[[ Given records, beginning ]]

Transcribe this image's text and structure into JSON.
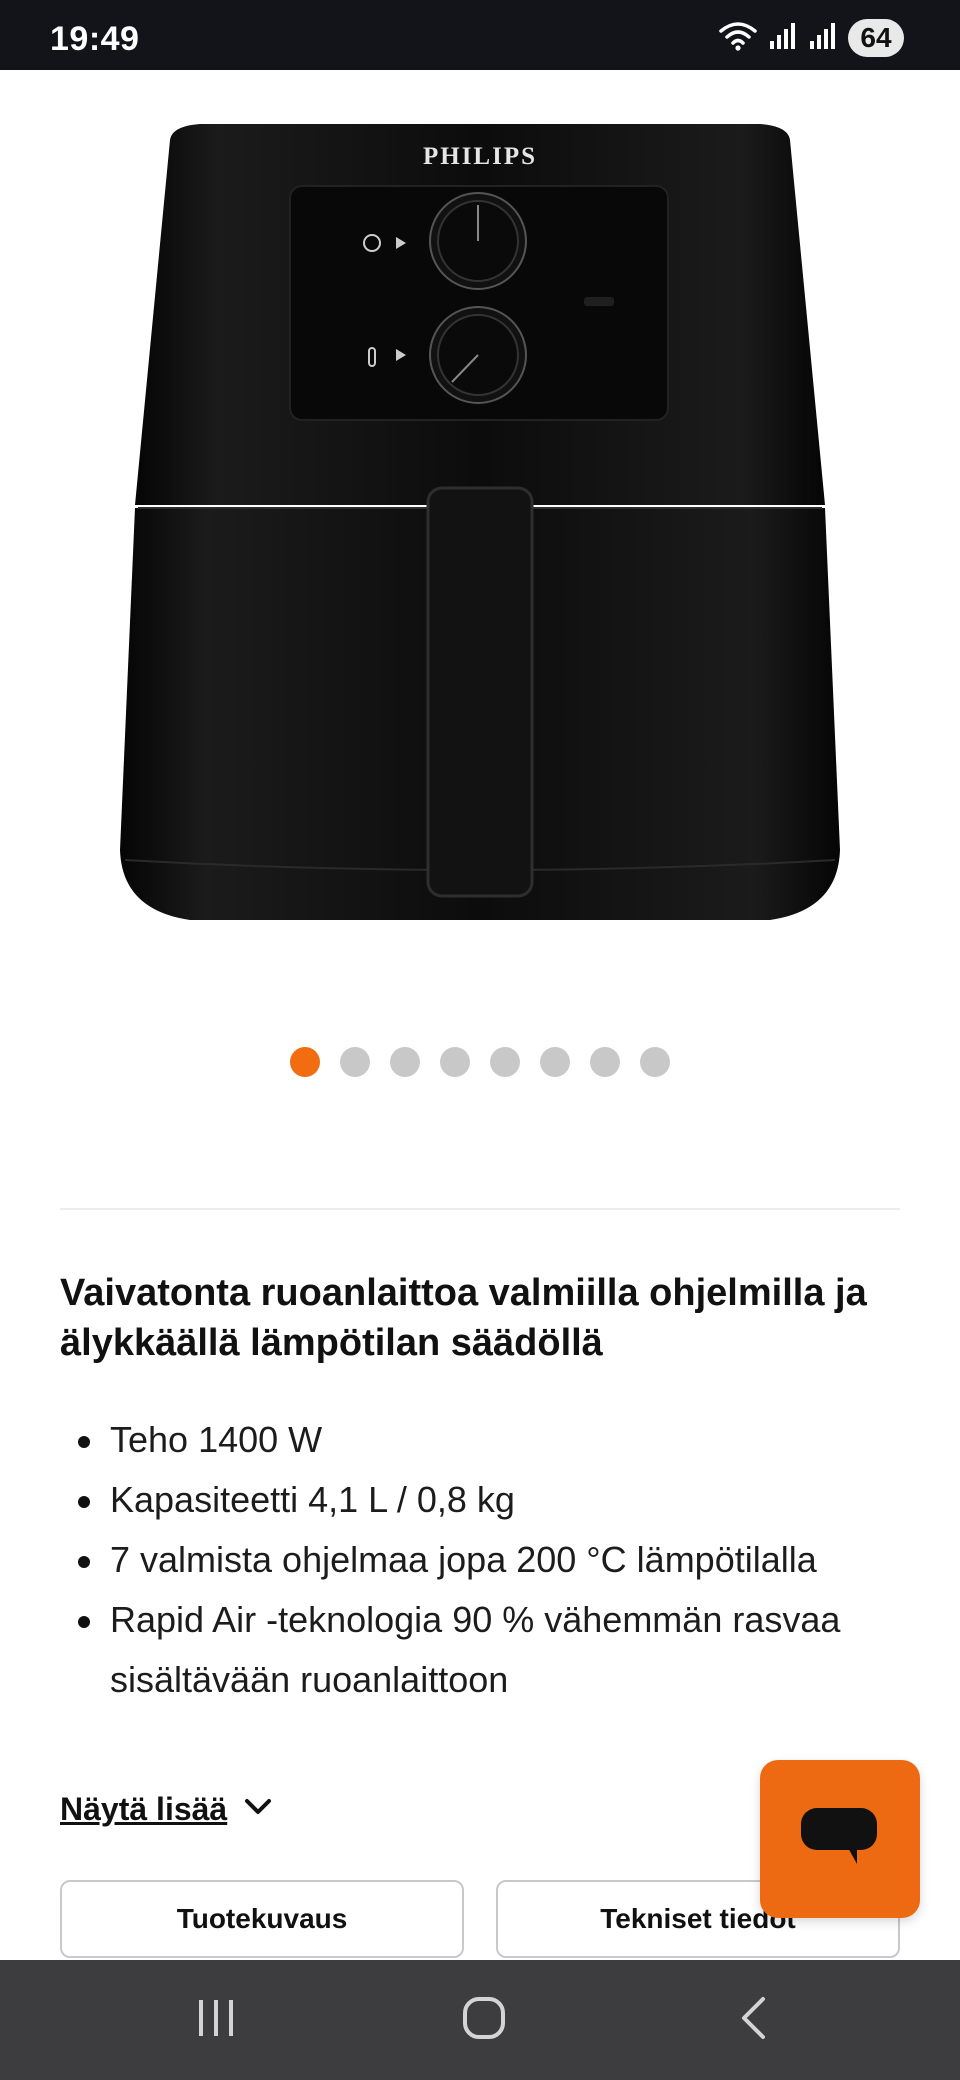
{
  "status_bar": {
    "time": "19:49",
    "battery": "64",
    "icons": [
      "wifi-icon",
      "signal-icon",
      "signal-icon",
      "battery-icon"
    ]
  },
  "product": {
    "brand_logo": "PHILIPS",
    "image_alt": "Philips Airfryer",
    "carousel": {
      "total": 8,
      "active_index": 0,
      "active_color": "#f26c12",
      "inactive_color": "#c8c8c8"
    }
  },
  "details": {
    "headline": "Vaivatonta ruoanlaittoa valmiilla ohjelmilla ja älykkäällä lämpötilan säädöllä",
    "features": [
      "Teho 1400 W",
      "Kapasiteetti 4,1 L / 0,8 kg",
      "7 valmista ohjelmaa jopa 200 °C lämpötilalla",
      "Rapid Air -teknologia 90 % vähemmän rasvaa sisältävään ruoanlaittoon"
    ],
    "show_more": "Näytä lisää"
  },
  "tabs": {
    "description": "Tuotekuvaus",
    "specs": "Tekniset tiedot"
  },
  "chat": {
    "icon": "chat-bubble-icon",
    "color": "#ee6a12"
  },
  "nav": {
    "icons": [
      "recent-apps-icon",
      "home-icon",
      "back-icon"
    ]
  }
}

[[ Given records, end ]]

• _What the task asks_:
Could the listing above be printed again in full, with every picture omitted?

• _Exercise answer_:
Transcribe this image's text and structure into JSON.
{
  "status_bar": {
    "time": "19:49",
    "battery": "64",
    "icons": [
      "wifi-icon",
      "signal-icon",
      "signal-icon",
      "battery-icon"
    ]
  },
  "product": {
    "brand_logo": "PHILIPS",
    "image_alt": "Philips Airfryer",
    "carousel": {
      "total": 8,
      "active_index": 0,
      "active_color": "#f26c12",
      "inactive_color": "#c8c8c8"
    }
  },
  "details": {
    "headline": "Vaivatonta ruoanlaittoa valmiilla ohjelmilla ja älykkäällä lämpötilan säädöllä",
    "features": [
      "Teho 1400 W",
      "Kapasiteetti 4,1 L / 0,8 kg",
      "7 valmista ohjelmaa jopa 200 °C lämpötilalla",
      "Rapid Air -teknologia 90 % vähemmän rasvaa sisältävään ruoanlaittoon"
    ],
    "show_more": "Näytä lisää"
  },
  "tabs": {
    "description": "Tuotekuvaus",
    "specs": "Tekniset tiedot"
  },
  "chat": {
    "icon": "chat-bubble-icon",
    "color": "#ee6a12"
  },
  "nav": {
    "icons": [
      "recent-apps-icon",
      "home-icon",
      "back-icon"
    ]
  }
}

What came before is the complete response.